Here are our best picks for law school loans that you can start with.
Arkansas Student Loan Authority
The Arkansas Student Loan Authority (ASLA) is an Arkansas state entity that provides educational funding for all Arkansas students who wish to attend higher education institutions. ASLA is a great option for Arkansas students.
Ascent – Cosigned Loans & Non-Cosigned Loans
Ascent is an online lender that offers educational funding for students. They offer three types of student loans: a traditional cosigned loan, a non-cosigned credit-based loan, and a non-cosigned outcomes-based loan. Collectively, the three options provide a great selection for those who do not have a cosigner available, are international or DACA students, or have lower credit scores.
Brazos is a non-profit lender offering educational funding through private student loans available only to Texas Residents. They offer a wide range of loan options, covering undergraduate, graduate, MBA, law, medical, dental, veterinary, and doctoral degree programs. Brazos is a great option if you live in Texas, have strong credit, and want competitive interest rates.
College Ave Student Loans offers educational funding for undergraduate, graduate, professional, and career school students, and parents of students. It’s a great option if you are seeking a more flexible repayment term that allows you to find a loan that matches your budget.

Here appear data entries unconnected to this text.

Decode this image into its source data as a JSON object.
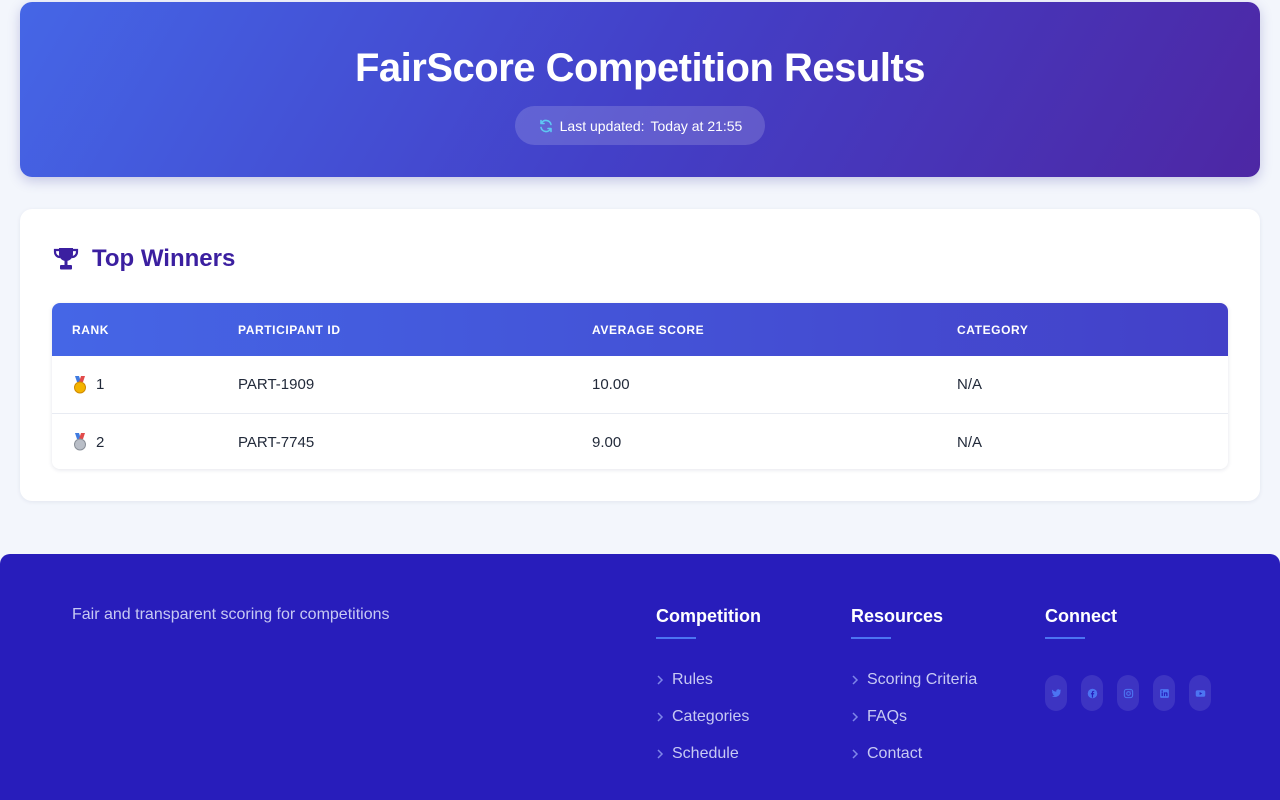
{
  "header": {
    "title": "FairScore Competition Results",
    "updated_label": "Last updated:",
    "updated_value": "Today at 21:55"
  },
  "winners": {
    "heading": "Top Winners",
    "columns": [
      "RANK",
      "PARTICIPANT ID",
      "AVERAGE SCORE",
      "CATEGORY"
    ],
    "rows": [
      {
        "medal": "gold-medal-icon",
        "rank": "1",
        "participant_id": "PART-1909",
        "average_score": "10.00",
        "category": "N/A"
      },
      {
        "medal": "silver-medal-icon",
        "rank": "2",
        "participant_id": "PART-7745",
        "average_score": "9.00",
        "category": "N/A"
      }
    ]
  },
  "footer": {
    "tagline": "Fair and transparent scoring for competitions",
    "competition": {
      "heading": "Competition",
      "links": [
        "Rules",
        "Categories",
        "Schedule"
      ]
    },
    "resources": {
      "heading": "Resources",
      "links": [
        "Scoring Criteria",
        "FAQs",
        "Contact"
      ]
    },
    "connect": {
      "heading": "Connect",
      "icons": [
        "twitter-icon",
        "facebook-icon",
        "instagram-icon",
        "linkedin-icon",
        "youtube-icon"
      ]
    }
  },
  "colors": {
    "header_gradient_start": "#4566e6",
    "header_gradient_end": "#4d27a4",
    "accent_purple": "#3b1fa0",
    "footer_bg": "#281dbb",
    "footer_underline": "#4c74f2",
    "refresh_icon": "#5ec8f2"
  }
}
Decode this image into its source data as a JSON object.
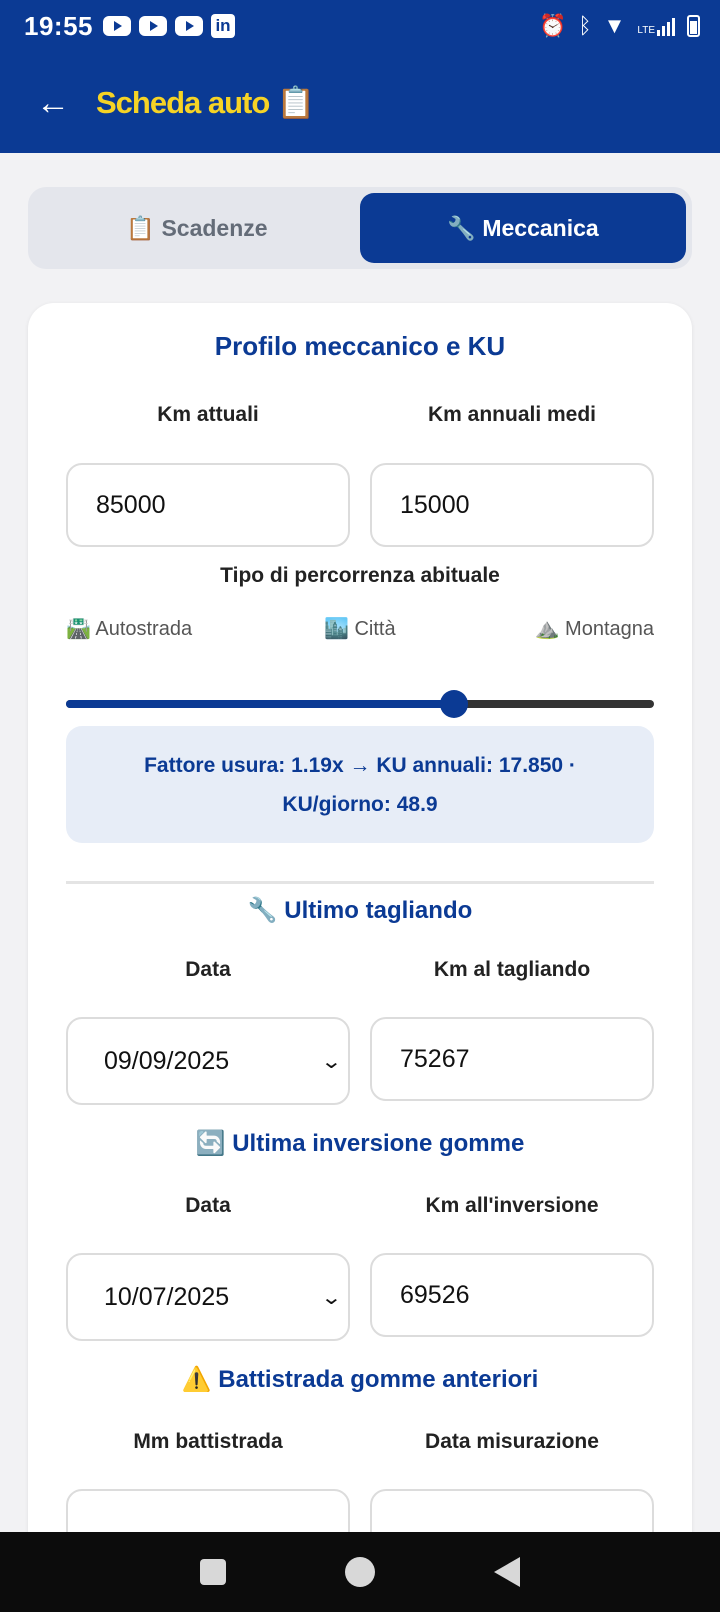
{
  "status_bar": {
    "time": "19:55",
    "notification_icons": [
      "youtube-icon",
      "youtube-icon",
      "youtube-icon",
      "linkedin-icon"
    ],
    "lte_label": "LTE"
  },
  "app_bar": {
    "back_glyph": "←",
    "title": "Scheda auto 📋"
  },
  "tabs": [
    {
      "label": "📋 Scadenze",
      "active": false
    },
    {
      "label": "🔧 Meccanica",
      "active": true
    }
  ],
  "profile": {
    "title": "Profilo meccanico e KU",
    "km_current_label": "Km attuali",
    "km_current_value": "85000",
    "km_annual_label": "Km annuali medi",
    "km_annual_value": "15000",
    "usage_label": "Tipo di percorrenza abituale",
    "terrain_highway": "🛣️ Autostrada",
    "terrain_city": "🏙️ Città",
    "terrain_mountain": "⛰️ Montagna",
    "slider_fraction": 0.66,
    "info_line1": "Fattore usura: 1.19x → KU annuali: 17.850 ·",
    "info_line2": "KU/giorno: 48.9"
  },
  "service": {
    "title": "🔧 Ultimo tagliando",
    "date_label": "Data",
    "date_value": "09/09/2025",
    "km_label": "Km al tagliando",
    "km_value": "75267"
  },
  "rotation": {
    "title": "🔄 Ultima inversione gomme",
    "date_label": "Data",
    "date_value": "10/07/2025",
    "km_label": "Km all'inversione",
    "km_value": "69526"
  },
  "tread": {
    "title": "⚠️ Battistrada gomme anteriori",
    "mm_label": "Mm battistrada",
    "date_label": "Data misurazione"
  },
  "colors": {
    "primary": "#0b3a94",
    "title_yellow": "#f6d325",
    "info_bg": "#e7edf7"
  }
}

Earnest’s student loans provide funding to undergraduate, graduate, and professional students. They’re a great option if you are seeking competitive interest rates, unique borrower perks, and flexible repayment options that allow you to find a loan that matches your budget.
LendKey is an institution that offers educational funding to undergraduate and graduate students. By connecting borrowers with a network of 100+ lesser-known credit unions and community banks, LendKey allows you to work with smaller lenders with low rates and good customer service, rather than traditional lending institutions. It’s best for students with strong credit who want generous cosigner release and forbearance policies.
MPOWER is an online lender that offers educational funding to international, domestic, and DACA students. They offer non-cosigned undergraduate and graduate student loans. It is best for international students and DACA students who don’t have a credit history and can’t access a qualified cosigner.
Prodigy Finance is an online lender that provides funding to international students. They offer non-cosigned graduate student loans. They’re a good option for international students who don’t have a credit history and can’t access a qualified cosigner.
Sallie Mae is an online lender that provides educational funding to students. They offer cosigned and non-cosigned undergraduate, graduate, and career training student loans. They’re a good option for students seeking competitive interest rates with a creditworthy cosigner.
SoFi offers educational funding to undergraduate, graduate, law, and MBA students, and parents of students. With competitive interest rates, a diverse set of repayment options, and exclusive member benefits, SoFi is a good fit for borrowers with a strong credit score or a creditworthy cosigner.
Law school can be challenging, but paying for it doesn’t have to be. Securing free aid first through scholarships and grants can help ease the financial burden of law school. Then, use this article to help you navigate loans. Get federal student loans first and use Sparrow to help you look for private ones. That way you can focus more on succeeding at law school.
Sparrow’s goal is to give you the tools and confidence you need to improve your finances. Many or all of the products featured here are from our partners who compensate us. This may influence which products we write about and where and how the product appears on a page. However, this does not influence our evaluations. Our opinions are our own. While we make an effort to include the best deals available to the general public, we make no warranty that such information represents all available products.